**Work to complete**
Produce an exact copy of all records below.

**Data supplied**
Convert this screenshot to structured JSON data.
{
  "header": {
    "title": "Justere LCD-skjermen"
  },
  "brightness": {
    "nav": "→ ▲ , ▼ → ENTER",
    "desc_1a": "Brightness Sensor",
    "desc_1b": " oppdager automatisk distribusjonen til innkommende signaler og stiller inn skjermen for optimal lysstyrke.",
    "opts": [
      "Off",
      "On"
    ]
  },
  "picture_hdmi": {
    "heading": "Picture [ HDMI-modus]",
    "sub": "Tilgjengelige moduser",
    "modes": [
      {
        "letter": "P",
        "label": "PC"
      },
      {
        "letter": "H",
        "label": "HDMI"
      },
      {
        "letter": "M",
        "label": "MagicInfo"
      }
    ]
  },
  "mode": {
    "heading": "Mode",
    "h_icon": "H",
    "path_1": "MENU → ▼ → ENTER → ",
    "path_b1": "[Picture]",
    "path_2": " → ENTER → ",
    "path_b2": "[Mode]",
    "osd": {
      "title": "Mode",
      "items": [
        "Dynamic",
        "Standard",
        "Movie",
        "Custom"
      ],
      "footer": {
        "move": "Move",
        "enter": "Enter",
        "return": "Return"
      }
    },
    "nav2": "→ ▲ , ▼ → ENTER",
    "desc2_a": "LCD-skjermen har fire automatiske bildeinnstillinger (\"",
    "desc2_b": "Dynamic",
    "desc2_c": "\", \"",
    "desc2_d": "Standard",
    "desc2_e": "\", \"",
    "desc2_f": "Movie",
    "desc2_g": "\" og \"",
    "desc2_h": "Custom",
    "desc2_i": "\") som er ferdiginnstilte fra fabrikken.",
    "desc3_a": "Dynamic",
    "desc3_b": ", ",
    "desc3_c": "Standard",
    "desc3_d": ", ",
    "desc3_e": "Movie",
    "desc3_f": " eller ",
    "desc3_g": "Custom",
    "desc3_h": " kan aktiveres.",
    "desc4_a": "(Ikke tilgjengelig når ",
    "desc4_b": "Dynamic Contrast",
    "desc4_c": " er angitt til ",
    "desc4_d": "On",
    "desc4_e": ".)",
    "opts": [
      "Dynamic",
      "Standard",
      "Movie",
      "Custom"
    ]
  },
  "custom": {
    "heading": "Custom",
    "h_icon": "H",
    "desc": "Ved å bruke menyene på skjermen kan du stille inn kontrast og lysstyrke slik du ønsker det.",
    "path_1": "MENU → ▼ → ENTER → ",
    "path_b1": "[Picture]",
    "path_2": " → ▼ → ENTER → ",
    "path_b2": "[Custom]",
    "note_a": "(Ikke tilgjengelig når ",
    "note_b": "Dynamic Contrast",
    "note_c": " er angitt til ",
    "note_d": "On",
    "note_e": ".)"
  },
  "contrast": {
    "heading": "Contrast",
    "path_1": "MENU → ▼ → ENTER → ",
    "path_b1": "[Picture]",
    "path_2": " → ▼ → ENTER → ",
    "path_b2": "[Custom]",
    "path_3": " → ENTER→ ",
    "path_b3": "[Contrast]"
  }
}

**Output of the exercise**
Convert this screenshot to structured JSON data.
{
  "header": {
    "title": "Justere LCD-skjermen"
  },
  "brightness": {
    "nav": "→ ▲ , ▼ → ENTER",
    "desc_1a": "Brightness Sensor",
    "desc_1b": " oppdager automatisk distribusjonen til innkommende signaler og stiller inn skjermen for optimal lysstyrke.",
    "opts": [
      "Off",
      "On"
    ]
  },
  "picture_hdmi": {
    "heading": "Picture [ HDMI-modus]",
    "sub": "Tilgjengelige moduser",
    "modes": [
      {
        "letter": "P",
        "label": "PC"
      },
      {
        "letter": "H",
        "label": "HDMI"
      },
      {
        "letter": "M",
        "label": "MagicInfo"
      }
    ]
  },
  "mode": {
    "heading": "Mode",
    "h_icon": "H",
    "path_1": "MENU → ▼ → ENTER → ",
    "path_b1": "[Picture]",
    "path_2": " → ENTER → ",
    "path_b2": "[Mode]",
    "osd": {
      "title": "Mode",
      "items": [
        "Dynamic",
        "Standard",
        "Movie",
        "Custom"
      ],
      "footer": {
        "move": "Move",
        "enter": "Enter",
        "return": "Return"
      }
    },
    "nav2": "→ ▲ , ▼ → ENTER",
    "desc2_a": "LCD-skjermen har fire automatiske bildeinnstillinger (\"",
    "desc2_b": "Dynamic",
    "desc2_c": "\", \"",
    "desc2_d": "Standard",
    "desc2_e": "\", \"",
    "desc2_f": "Movie",
    "desc2_g": "\" og \"",
    "desc2_h": "Custom",
    "desc2_i": "\") som er ferdiginnstilte fra fabrikken.",
    "desc3_a": "Dynamic",
    "desc3_b": ", ",
    "desc3_c": "Standard",
    "desc3_d": ", ",
    "desc3_e": "Movie",
    "desc3_f": " eller ",
    "desc3_g": "Custom",
    "desc3_h": " kan aktiveres.",
    "desc4_a": "(Ikke tilgjengelig når ",
    "desc4_b": "Dynamic Contrast",
    "desc4_c": " er angitt til ",
    "desc4_d": "On",
    "desc4_e": ".)",
    "opts": [
      "Dynamic",
      "Standard",
      "Movie",
      "Custom"
    ]
  },
  "custom": {
    "heading": "Custom",
    "h_icon": "H",
    "desc": "Ved å bruke menyene på skjermen kan du stille inn kontrast og lysstyrke slik du ønsker det.",
    "path_1": "MENU → ▼ → ENTER → ",
    "path_b1": "[Picture]",
    "path_2": " → ▼ → ENTER → ",
    "path_b2": "[Custom]",
    "note_a": "(Ikke tilgjengelig når ",
    "note_b": "Dynamic Contrast",
    "note_c": " er angitt til ",
    "note_d": "On",
    "note_e": ".)"
  },
  "contrast": {
    "heading": "Contrast",
    "path_1": "MENU → ▼ → ENTER → ",
    "path_b1": "[Picture]",
    "path_2": " → ▼ → ENTER → ",
    "path_b2": "[Custom]",
    "path_3": " → ENTER→ ",
    "path_b3": "[Contrast]"
  }
}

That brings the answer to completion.